▸ WHAT YOU WILL DO: Your answer must consist of every line from the data below that includes the word "glyph".

Page and application data records:

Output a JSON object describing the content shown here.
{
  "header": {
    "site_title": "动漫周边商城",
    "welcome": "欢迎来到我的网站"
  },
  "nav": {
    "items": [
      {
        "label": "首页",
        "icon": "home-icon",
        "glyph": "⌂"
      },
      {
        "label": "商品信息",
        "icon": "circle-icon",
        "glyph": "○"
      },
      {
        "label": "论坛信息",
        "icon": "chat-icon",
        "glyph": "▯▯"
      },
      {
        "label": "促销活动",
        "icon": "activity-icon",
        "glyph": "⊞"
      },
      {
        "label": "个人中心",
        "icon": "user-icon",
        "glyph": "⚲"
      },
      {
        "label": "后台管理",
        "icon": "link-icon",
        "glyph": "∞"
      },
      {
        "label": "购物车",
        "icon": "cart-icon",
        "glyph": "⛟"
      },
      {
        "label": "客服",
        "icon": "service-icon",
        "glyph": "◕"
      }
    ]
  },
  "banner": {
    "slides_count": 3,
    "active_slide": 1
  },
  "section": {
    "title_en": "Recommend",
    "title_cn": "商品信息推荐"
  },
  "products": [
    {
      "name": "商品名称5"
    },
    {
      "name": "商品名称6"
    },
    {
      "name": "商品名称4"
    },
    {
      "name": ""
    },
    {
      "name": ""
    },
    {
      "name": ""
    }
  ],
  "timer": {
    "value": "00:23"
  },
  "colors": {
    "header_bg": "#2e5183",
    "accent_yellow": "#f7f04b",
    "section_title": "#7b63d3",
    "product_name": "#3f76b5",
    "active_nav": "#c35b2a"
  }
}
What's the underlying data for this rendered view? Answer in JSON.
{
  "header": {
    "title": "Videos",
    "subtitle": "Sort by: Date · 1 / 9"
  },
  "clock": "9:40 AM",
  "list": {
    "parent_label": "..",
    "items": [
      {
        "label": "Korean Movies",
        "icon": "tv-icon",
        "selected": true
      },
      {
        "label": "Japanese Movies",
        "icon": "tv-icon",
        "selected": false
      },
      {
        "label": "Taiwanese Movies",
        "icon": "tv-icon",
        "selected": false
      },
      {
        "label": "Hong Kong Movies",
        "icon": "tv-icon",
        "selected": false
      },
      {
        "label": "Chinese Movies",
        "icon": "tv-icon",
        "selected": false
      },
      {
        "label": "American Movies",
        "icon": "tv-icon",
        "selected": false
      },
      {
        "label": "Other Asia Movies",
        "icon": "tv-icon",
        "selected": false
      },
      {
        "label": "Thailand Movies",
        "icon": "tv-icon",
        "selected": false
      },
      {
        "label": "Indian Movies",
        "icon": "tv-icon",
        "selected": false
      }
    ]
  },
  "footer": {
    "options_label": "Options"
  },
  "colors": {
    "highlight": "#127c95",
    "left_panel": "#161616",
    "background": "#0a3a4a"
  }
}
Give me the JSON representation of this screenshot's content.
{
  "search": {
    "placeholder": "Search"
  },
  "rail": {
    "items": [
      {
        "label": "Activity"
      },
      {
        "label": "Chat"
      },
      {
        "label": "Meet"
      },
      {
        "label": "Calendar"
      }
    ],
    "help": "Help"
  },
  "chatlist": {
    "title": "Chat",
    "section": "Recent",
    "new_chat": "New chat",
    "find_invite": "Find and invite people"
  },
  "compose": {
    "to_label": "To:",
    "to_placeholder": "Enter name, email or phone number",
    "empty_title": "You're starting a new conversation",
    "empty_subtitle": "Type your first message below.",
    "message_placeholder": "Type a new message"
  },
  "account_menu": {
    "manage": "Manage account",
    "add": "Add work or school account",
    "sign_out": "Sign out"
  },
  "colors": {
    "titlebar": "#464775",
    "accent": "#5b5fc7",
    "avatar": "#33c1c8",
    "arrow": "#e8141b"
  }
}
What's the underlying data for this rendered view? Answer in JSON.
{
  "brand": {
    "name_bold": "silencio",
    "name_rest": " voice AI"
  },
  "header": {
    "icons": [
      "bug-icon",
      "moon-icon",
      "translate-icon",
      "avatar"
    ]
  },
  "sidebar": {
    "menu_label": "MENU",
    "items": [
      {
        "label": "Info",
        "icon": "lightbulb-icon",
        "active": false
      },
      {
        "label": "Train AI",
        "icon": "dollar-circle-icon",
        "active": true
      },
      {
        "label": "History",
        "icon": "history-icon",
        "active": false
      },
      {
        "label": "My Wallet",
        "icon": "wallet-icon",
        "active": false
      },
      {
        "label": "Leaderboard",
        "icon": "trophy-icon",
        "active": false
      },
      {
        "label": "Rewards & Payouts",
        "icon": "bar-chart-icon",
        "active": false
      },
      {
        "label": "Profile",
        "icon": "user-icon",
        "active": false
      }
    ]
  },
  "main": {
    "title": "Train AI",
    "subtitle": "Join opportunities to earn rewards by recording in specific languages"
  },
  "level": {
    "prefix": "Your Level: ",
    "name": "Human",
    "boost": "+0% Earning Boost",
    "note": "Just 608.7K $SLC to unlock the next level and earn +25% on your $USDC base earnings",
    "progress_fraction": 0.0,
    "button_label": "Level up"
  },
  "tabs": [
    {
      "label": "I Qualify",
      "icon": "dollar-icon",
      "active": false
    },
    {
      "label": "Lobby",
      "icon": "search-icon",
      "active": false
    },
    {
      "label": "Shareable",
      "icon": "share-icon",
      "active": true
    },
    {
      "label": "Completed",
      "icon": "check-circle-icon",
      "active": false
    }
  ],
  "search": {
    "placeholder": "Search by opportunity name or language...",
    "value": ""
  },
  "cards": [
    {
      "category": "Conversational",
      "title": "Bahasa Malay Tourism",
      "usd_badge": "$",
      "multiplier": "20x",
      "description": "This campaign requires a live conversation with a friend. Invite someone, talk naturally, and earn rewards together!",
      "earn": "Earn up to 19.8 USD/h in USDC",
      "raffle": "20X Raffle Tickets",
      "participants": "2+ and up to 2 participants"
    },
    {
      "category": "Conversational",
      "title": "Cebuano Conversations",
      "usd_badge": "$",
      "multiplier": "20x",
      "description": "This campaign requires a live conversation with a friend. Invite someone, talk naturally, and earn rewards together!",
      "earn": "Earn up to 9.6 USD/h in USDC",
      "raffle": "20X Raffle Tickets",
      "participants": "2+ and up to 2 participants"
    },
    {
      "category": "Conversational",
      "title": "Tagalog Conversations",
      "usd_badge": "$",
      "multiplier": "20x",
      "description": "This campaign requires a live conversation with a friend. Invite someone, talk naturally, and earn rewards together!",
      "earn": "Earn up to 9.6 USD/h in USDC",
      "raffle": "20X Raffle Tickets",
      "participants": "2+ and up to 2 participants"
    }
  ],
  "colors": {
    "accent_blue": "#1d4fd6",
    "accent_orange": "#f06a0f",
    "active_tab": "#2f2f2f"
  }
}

▸ PROBLEM SOLUTION:
        "glyph": "⌂"
        "glyph": "○"
        "glyph": "▯▯"
        "glyph": "⊞"
        "glyph": "⚲"
        "glyph": "∞"
        "glyph": "⛟"
        "glyph": "◕"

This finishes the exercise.